Subsequently Menter proposes also blending for friction velocity. Friction velocity for viscous and logarithmic region are:
And the blending suggested:
FLUENT
Both k- omega models (std and sst) are available as low-Reynolds-number models as well as high-Reynolds-number models.
The wall boundary conditions for the k equation in the k- omega models are treated in the same way as the k equation is treated when enhanced wall treatments are used with the k- epsilon models.
This means that all boundary conditions for
- wall-function meshes will correspond to the wall function approach, while for the
- fine meshes, the appropriate low-Reynolds-number boundary conditions will be applied.
In Fluent, that means:
If the Transitional Flows option is enabled in the Viscous Model panel, low-Reynolds-number variants will be used, and, in that case, mesh guidelines should be the same as for the enhanced wall treatment
(y+ at the wall-adjacent cell should be on the order of y+ = 1. However, a higher y+ is acceptable as long as it is well inside the viscous sublayer (y+ < 4 to 5).)
If Transitional Flows option is not active, then the mesh guidelines should be the same as for the wall functions.
(For [...] wall functions, each wall-adjacent cell's centroid should be located within the log-law layer, 30 < y+ < 300. A y+ value close to the lower bound y+ = 30 is most desirable.)

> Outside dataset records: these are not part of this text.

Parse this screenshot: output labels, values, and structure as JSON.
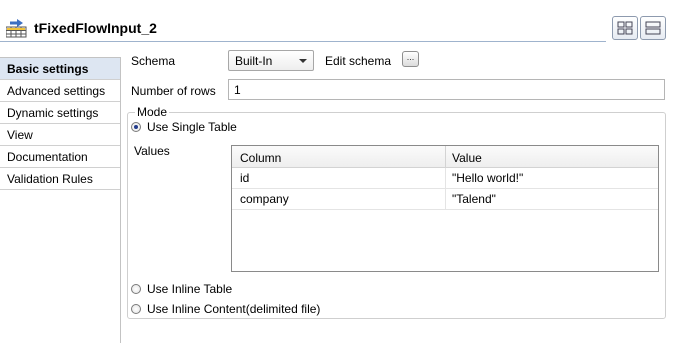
{
  "title": {
    "text": "tFixedFlowInput_2",
    "icon": "fixed-flow-input-component-icon"
  },
  "toolbar": {
    "grid_view_icon": "grid-layout-icon",
    "rows_view_icon": "rows-layout-icon"
  },
  "sidebar": {
    "items": [
      {
        "label": "Basic settings",
        "active": true
      },
      {
        "label": "Advanced settings",
        "active": false
      },
      {
        "label": "Dynamic settings",
        "active": false
      },
      {
        "label": "View",
        "active": false
      },
      {
        "label": "Documentation",
        "active": false
      },
      {
        "label": "Validation Rules",
        "active": false
      }
    ]
  },
  "schema": {
    "label": "Schema",
    "value": "Built-In",
    "edit_label": "Edit schema",
    "edit_button": "..."
  },
  "rows": {
    "label": "Number of rows",
    "value": "1"
  },
  "mode": {
    "legend": "Mode",
    "options": [
      {
        "label": "Use Single Table",
        "checked": true
      },
      {
        "label": "Use Inline Table",
        "checked": false
      },
      {
        "label": "Use Inline Content(delimited file)",
        "checked": false
      }
    ],
    "values_label": "Values"
  },
  "table": {
    "columns": [
      "Column",
      "Value"
    ],
    "rows": [
      {
        "column": "id",
        "value": "\"Hello world!\""
      },
      {
        "column": "company",
        "value": "\"Talend\""
      }
    ]
  },
  "colors": {
    "accent": "#233c8c",
    "active_sidebar": "#dde6f2"
  }
}
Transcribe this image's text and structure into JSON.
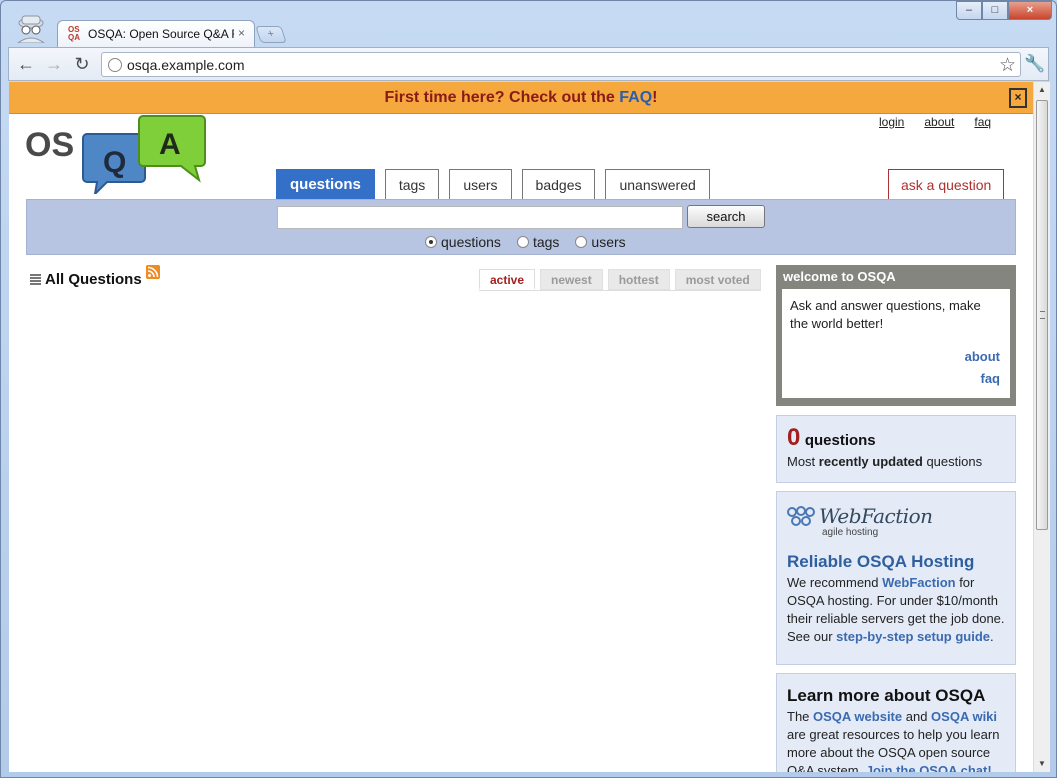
{
  "browser": {
    "tab_title": "OSQA: Open Source Q&A F",
    "tab_favicon": "OS QA",
    "tab_close": "×",
    "new_tab": "+",
    "url": "osqa.example.com",
    "window_buttons": {
      "minimize": "–",
      "maximize": "□",
      "close": "×"
    }
  },
  "notification": {
    "text_before": "First time here? Check out the ",
    "link": "FAQ",
    "text_after": "!",
    "close": "×"
  },
  "logo": {
    "letters_os": "OS",
    "letter_q": "Q",
    "letter_a": "A"
  },
  "top_links": [
    "login",
    "about",
    "faq"
  ],
  "nav": {
    "tabs": [
      "questions",
      "tags",
      "users",
      "badges",
      "unanswered"
    ],
    "ask": "ask a question"
  },
  "search": {
    "value": "",
    "button": "search",
    "options": [
      "questions",
      "tags",
      "users"
    ],
    "selected": "questions"
  },
  "main": {
    "title": "All Questions",
    "sort_tabs": [
      "active",
      "newest",
      "hottest",
      "most voted"
    ],
    "active_sort": "active"
  },
  "sidebar": {
    "welcome": {
      "title": "welcome to OSQA",
      "text": "Ask and answer questions, make the world better!",
      "about": "about",
      "faq": "faq"
    },
    "count": {
      "number": "0",
      "label": "questions",
      "sub_prefix": "Most ",
      "sub_bold": "recently updated",
      "sub_suffix": " questions"
    },
    "hosting": {
      "logo_name": "WebFaction",
      "logo_tag": "agile hosting",
      "title": "Reliable OSQA Hosting",
      "t1": "We recommend ",
      "link1": "WebFaction",
      "t2": " for OSQA hosting. For under $10/month their reliable servers get the job done. See our ",
      "link2": "step-by-step setup guide",
      "t3": "."
    },
    "learn": {
      "title": "Learn more about OSQA",
      "t1": "The ",
      "link1": "OSQA website",
      "t2": " and ",
      "link2": "OSQA wiki",
      "t3": " are great resources to help you learn more about the OSQA open source Q&A system. ",
      "link3": "Join the OSQA chat!"
    }
  },
  "colors": {
    "notify_bg": "#f4a83d",
    "nav_active": "#3470c7",
    "search_bg": "#b8c5e2",
    "accent_red": "#a31f1f",
    "link_blue": "#3a6ab0"
  }
}
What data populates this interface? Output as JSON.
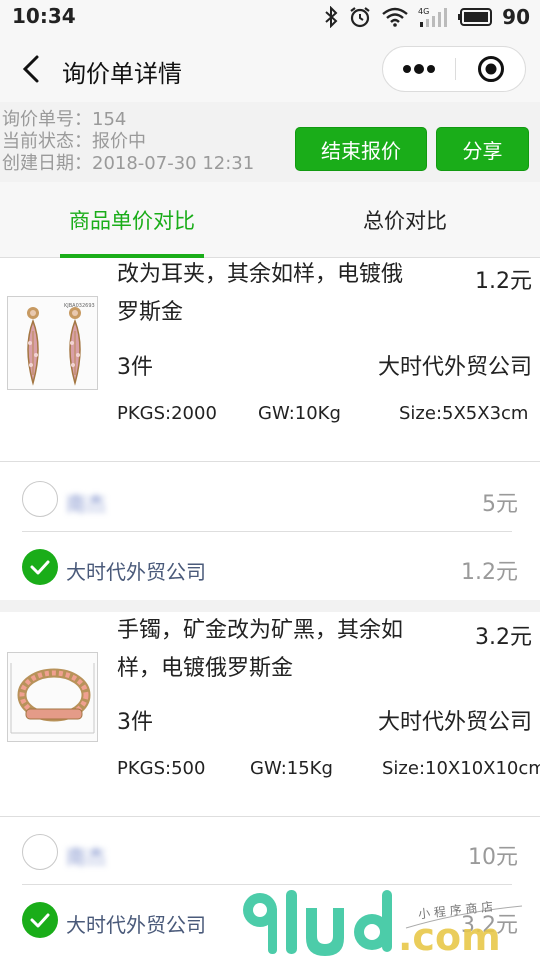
{
  "status_bar": {
    "time": "10:34",
    "battery": "90",
    "network_badge": "4G",
    "icons": [
      "bluetooth-icon",
      "alarm-icon",
      "wifi-icon",
      "signal-icon",
      "battery-icon"
    ]
  },
  "nav": {
    "title": "询价单详情",
    "icons": [
      "back-icon",
      "more-icon",
      "target-icon"
    ]
  },
  "info": {
    "number": "询价单号：154",
    "status": "当前状态：报价中",
    "created": "创建日期：2018-07-30 12:31",
    "end_button": "结束报价",
    "share_button": "分享"
  },
  "tabs": {
    "unit": "商品单价对比",
    "total": "总价对比",
    "active": "unit"
  },
  "items": [
    {
      "title": "改为耳夹，其余如样，电镀俄罗斯金",
      "price": "1.2元",
      "qty": "3件",
      "supplier": "大时代外贸公司",
      "pkgs": "PKGS:2000",
      "gw": "GW:10Kg",
      "size": "Size:5X5X3cm",
      "quotes": [
        {
          "name": "南杰",
          "price": "5元",
          "selected": false
        },
        {
          "name": "大时代外贸公司",
          "price": "1.2元",
          "selected": true
        }
      ]
    },
    {
      "title": "手镯，矿金改为矿黑，其余如样，电镀俄罗斯金",
      "price": "3.2元",
      "qty": "3件",
      "supplier": "大时代外贸公司",
      "pkgs": "PKGS:500",
      "gw": "GW:15Kg",
      "size": "Size:10X10X10cm",
      "quotes": [
        {
          "name": "南杰",
          "price": "10元",
          "selected": false
        },
        {
          "name": "大时代外贸公司",
          "price": "3.2元",
          "selected": true
        }
      ]
    }
  ],
  "watermark": {
    "logo": "91ud.com",
    "tagline": "小程序商店"
  },
  "colors": {
    "accent": "#1aad19",
    "muted_text": "#9a9a9a",
    "background": "#f2f2f2"
  }
}
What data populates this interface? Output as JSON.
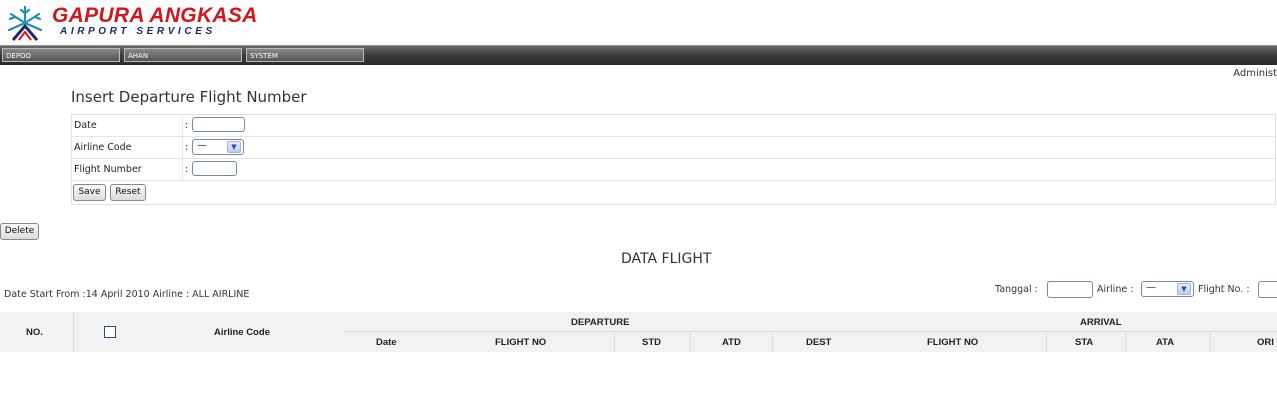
{
  "brand": {
    "name": "GAPURA ANGKASA",
    "tagline": "AIRPORT SERVICES",
    "colors": {
      "red": "#d4151c",
      "navy": "#1a2a6c",
      "teal": "#1d8fb0"
    }
  },
  "menu": [
    {
      "label": "DEPOO"
    },
    {
      "label": "AHAN"
    },
    {
      "label": "SYSTEM"
    }
  ],
  "user": {
    "label": "Administ"
  },
  "form": {
    "title": "Insert Departure Flight Number",
    "date_label": "Date",
    "airline_label": "Airline Code",
    "flight_label": "Flight Number",
    "colon": ":",
    "date_value": "",
    "airline_value": "—",
    "flight_value": "",
    "save_label": "Save",
    "reset_label": "Reset"
  },
  "delete_label": "Delete",
  "data_title": "DATA FLIGHT",
  "filter_info": "Date Start From :14 April 2010   Airline : ALL AIRLINE",
  "filter": {
    "tanggal_label": "Tanggal :",
    "airline_label": "Airline :",
    "airline_value": "—",
    "flightno_label": "Flight No. :"
  },
  "table": {
    "no": "NO.",
    "airline_code": "Airline Code",
    "departure": "DEPARTURE",
    "arrival": "ARRIVAL",
    "dep_cols": [
      "Date",
      "FLIGHT NO",
      "STD",
      "ATD",
      "DEST"
    ],
    "arr_cols": [
      "FLIGHT NO",
      "STA",
      "ATA",
      "ORI"
    ]
  }
}
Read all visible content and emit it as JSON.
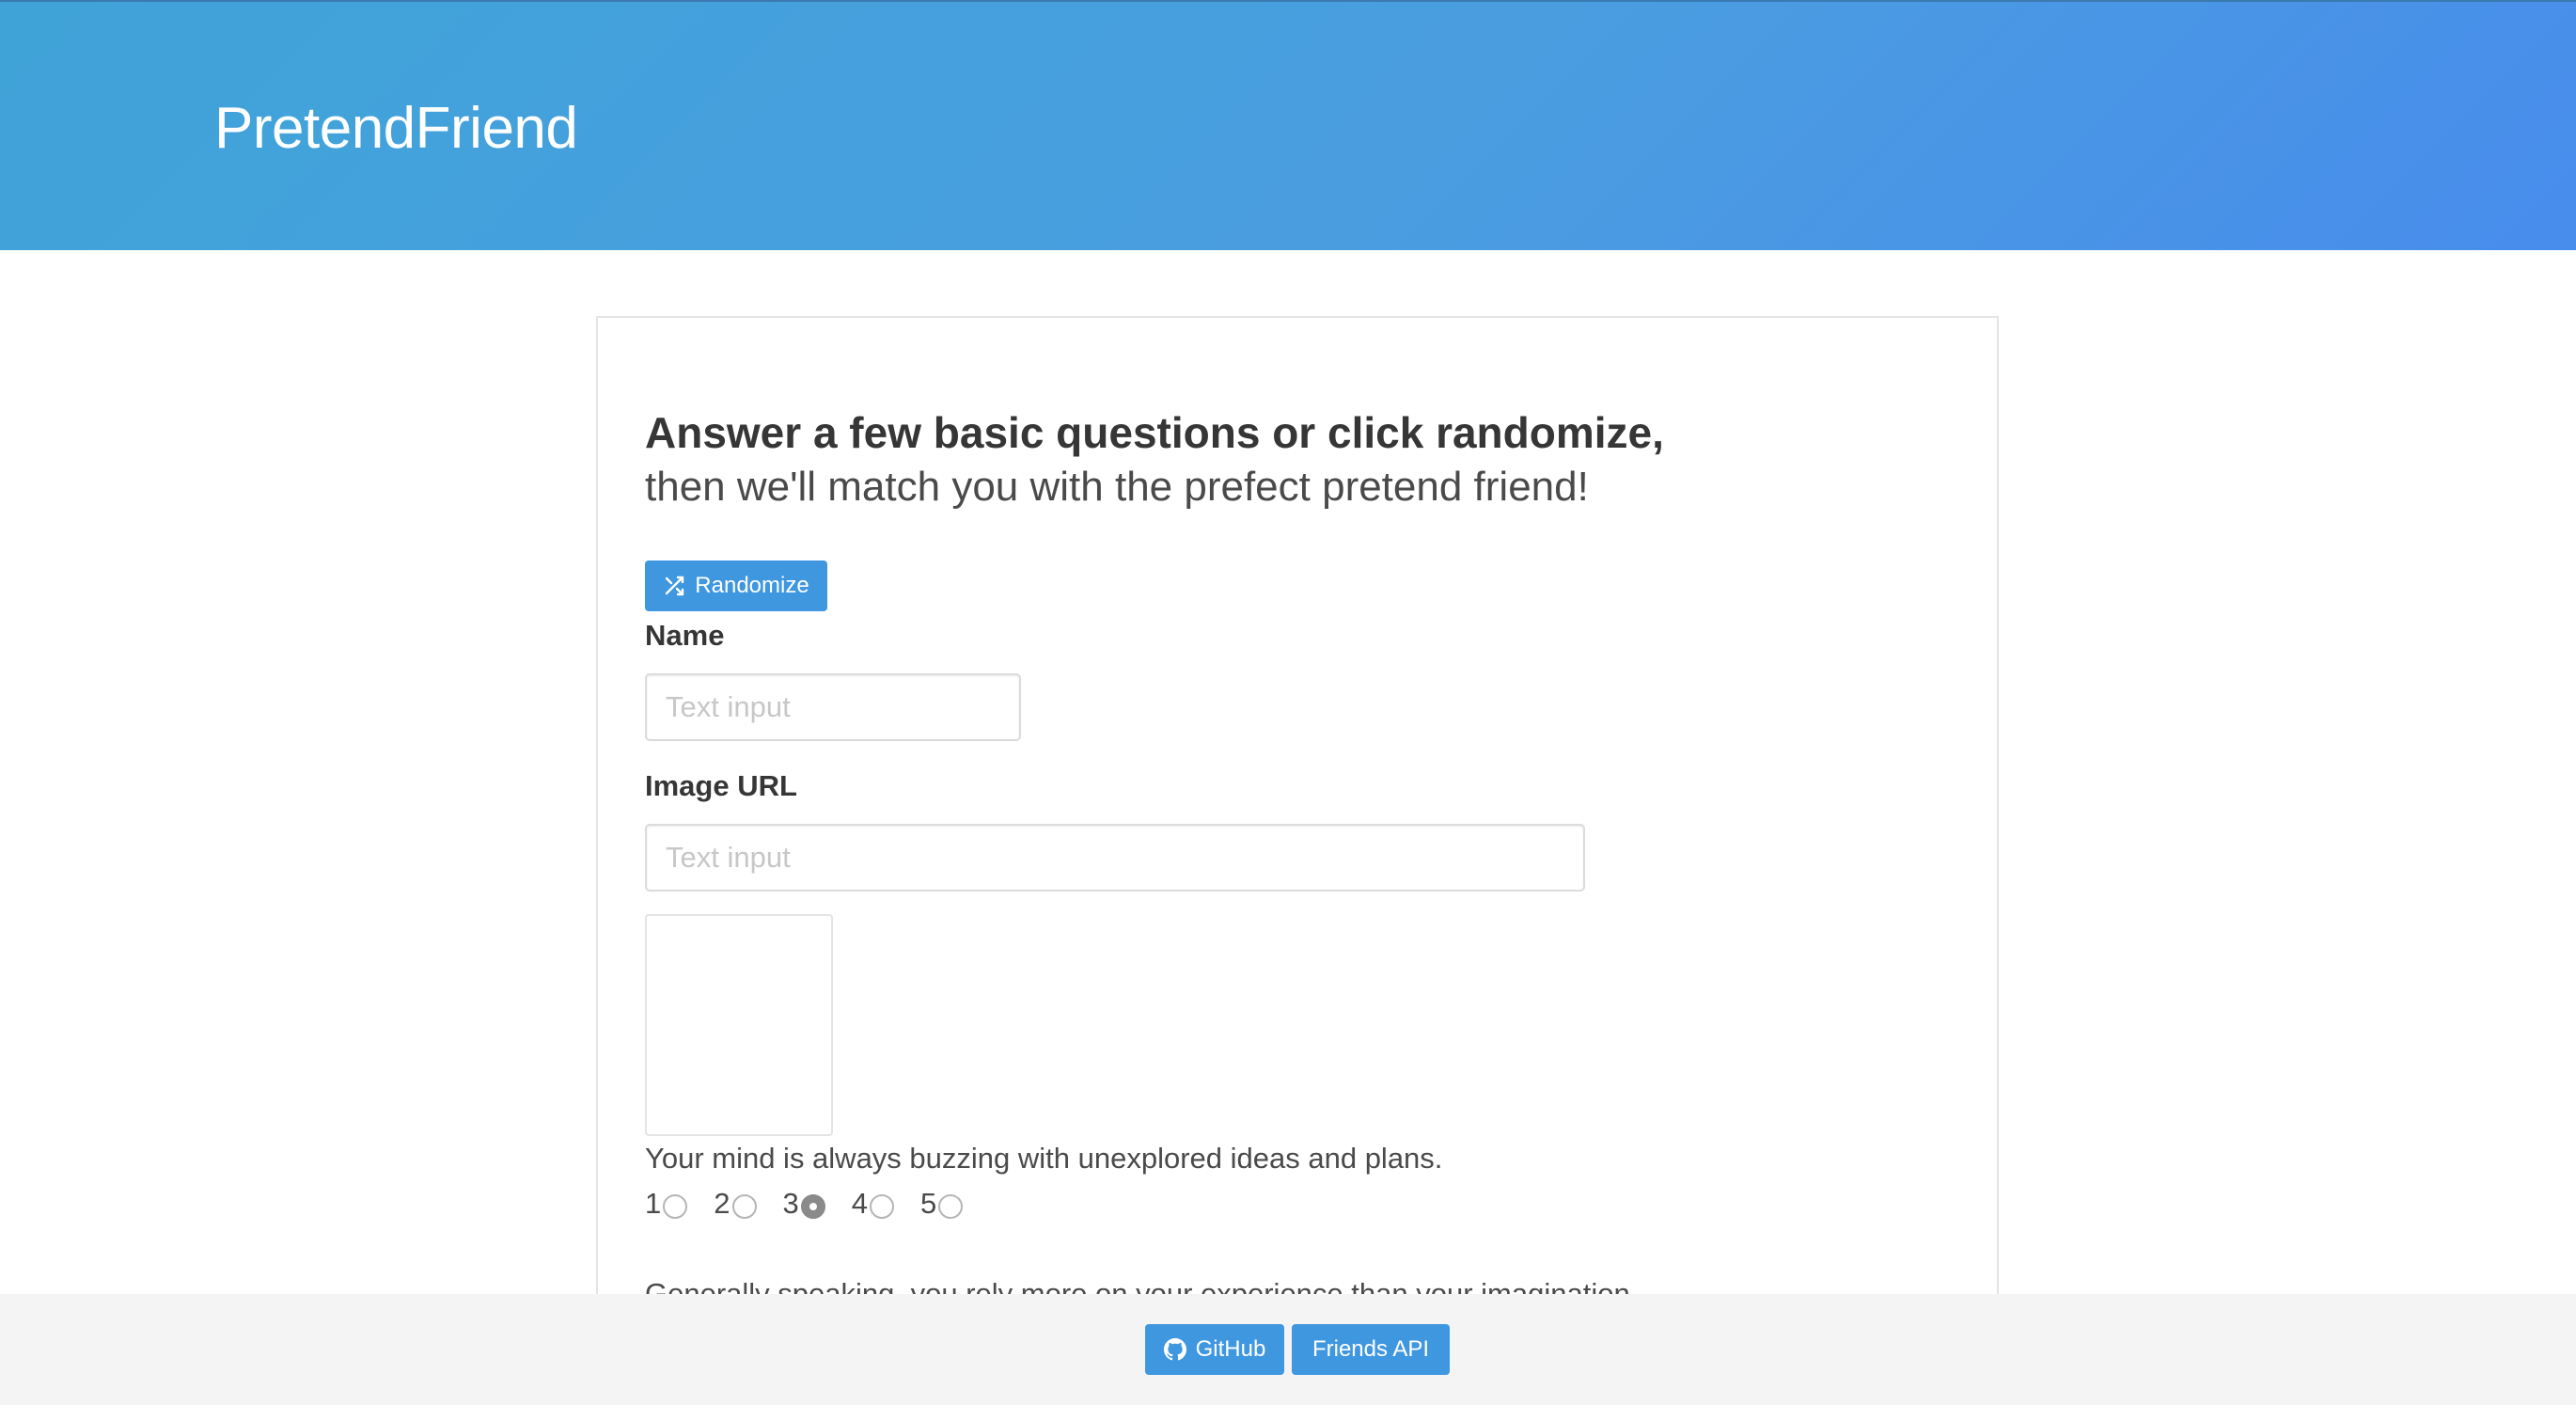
{
  "header": {
    "brand": "PretendFriend"
  },
  "form": {
    "heading_strong": "Answer a few basic questions or click randomize,",
    "heading_sub": "then we'll match you with the prefect pretend friend!",
    "randomize_label": "Randomize",
    "name_label": "Name",
    "name_placeholder": "Text input",
    "image_url_label": "Image URL",
    "image_url_placeholder": "Text input",
    "questions": [
      {
        "text": "Your mind is always buzzing with unexplored ideas and plans.",
        "options": [
          "1",
          "2",
          "3",
          "4",
          "5"
        ],
        "selected": "3"
      },
      {
        "text": "Generally speaking, you rely more on your experience than your imagination."
      }
    ]
  },
  "footer": {
    "github_label": "GitHub",
    "api_label": "Friends API"
  },
  "colors": {
    "primary": "#3f97e0",
    "hero_start": "#3fa3d8",
    "hero_end": "#488cec",
    "footer_bg": "#f4f4f4"
  },
  "icons": {
    "randomize": "shuffle-icon",
    "github": "github-icon"
  }
}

References
- Menter, F., Esch, T. (2001), "Elements of industrial heat transfer predictions", 'COBEM 2001, 16th Brazilian Congress of Mechanical Engineering.'.
- ANSYS (2006), "FLUENT Documentation", .